As to our cooperation with India in the peaceful utilization of nuclear energy, the relevant agreement is prepared. Hopefully it will soon be signed, any day now. Our Prime Minister Viktor Zubkov was yesterday and is today in India. The Russian delegation consists of a number of ministers. I think that, in discussing all the questions of Russian-Indian interaction, which is very impressive and extensive, they will touch upon this theme as well.
Question: A question concerning Boris Berezovsky, whose extradition Brazil is demanding. Is the Russian government engaged in any negotiations with Brazil on the extradition of Berezovsky to Russia in case he finds himself in Brazil?
Foreign Minister Lavrov: This is a criminal matter, as acknowledged by Brazilian courts. Law enforcement bodies deal with criminal matters and all kinds of crimes in our country; they, from what I've heard, are in contact with the law enforcement bodies of Brazil and other countries.
Question: Please tell us about progress in the work on the creation in Russia of a multilateral uranium enrichment center.

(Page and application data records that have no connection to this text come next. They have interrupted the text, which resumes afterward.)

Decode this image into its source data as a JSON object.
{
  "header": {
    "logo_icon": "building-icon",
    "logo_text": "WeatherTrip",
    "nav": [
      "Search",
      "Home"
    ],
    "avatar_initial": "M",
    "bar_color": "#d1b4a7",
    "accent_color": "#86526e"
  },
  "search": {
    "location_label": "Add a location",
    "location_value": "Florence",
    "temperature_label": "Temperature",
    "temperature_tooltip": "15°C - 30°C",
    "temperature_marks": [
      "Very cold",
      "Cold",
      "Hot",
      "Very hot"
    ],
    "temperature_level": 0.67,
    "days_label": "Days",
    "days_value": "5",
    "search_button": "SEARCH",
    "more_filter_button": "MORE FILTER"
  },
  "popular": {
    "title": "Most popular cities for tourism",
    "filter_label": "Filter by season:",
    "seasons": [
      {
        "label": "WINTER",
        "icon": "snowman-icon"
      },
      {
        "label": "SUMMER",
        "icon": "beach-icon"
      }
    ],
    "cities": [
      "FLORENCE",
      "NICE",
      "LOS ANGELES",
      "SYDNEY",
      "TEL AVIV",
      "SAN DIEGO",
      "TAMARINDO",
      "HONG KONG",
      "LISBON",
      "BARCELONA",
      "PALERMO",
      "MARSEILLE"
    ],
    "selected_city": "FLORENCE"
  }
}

Foreign Minister Lavrov: The proposal on the creation within Russia of a multilateral uranium enrichment center which would be operating under IAEA safeguards is already being realized in practice. Kazakhstan and Armenia have joined this project. We know that some other countries are also showing interest, so that the project is in the active stage of implementation.
Question: Sergey Viktorovich, what do you think needs to be explained in the first place to Americans and not just to them alone why other people's missiles cannot be a part of the system for ensuring the national security of Russia?
Foreign Minister Lavrov: I think that this is a good argument. One's own security cannot be ensured at the expense of that of others. This is the principle laid down in the Rome Declaration. It was signed by the leaders of Russia and the NATO countries in 2002. The way the situation is now evolving in the area of missile defenses and the CFE Treaty obviously undermines this jointly agreed principle. We will be doing all we can to continue negotiations and look for agreements resolving these situations which would be based on the principle of the indivisibility of security, of the inadmissibility of ensuring one's own security at the expense of that of others. We will in this work be using the good argument prompted by the Rossiiskaya Gazeta correspondent. Thank you.
February 13, 2008
Source: Russian Ministry for Foreign Affairs, www.russianembassy.org.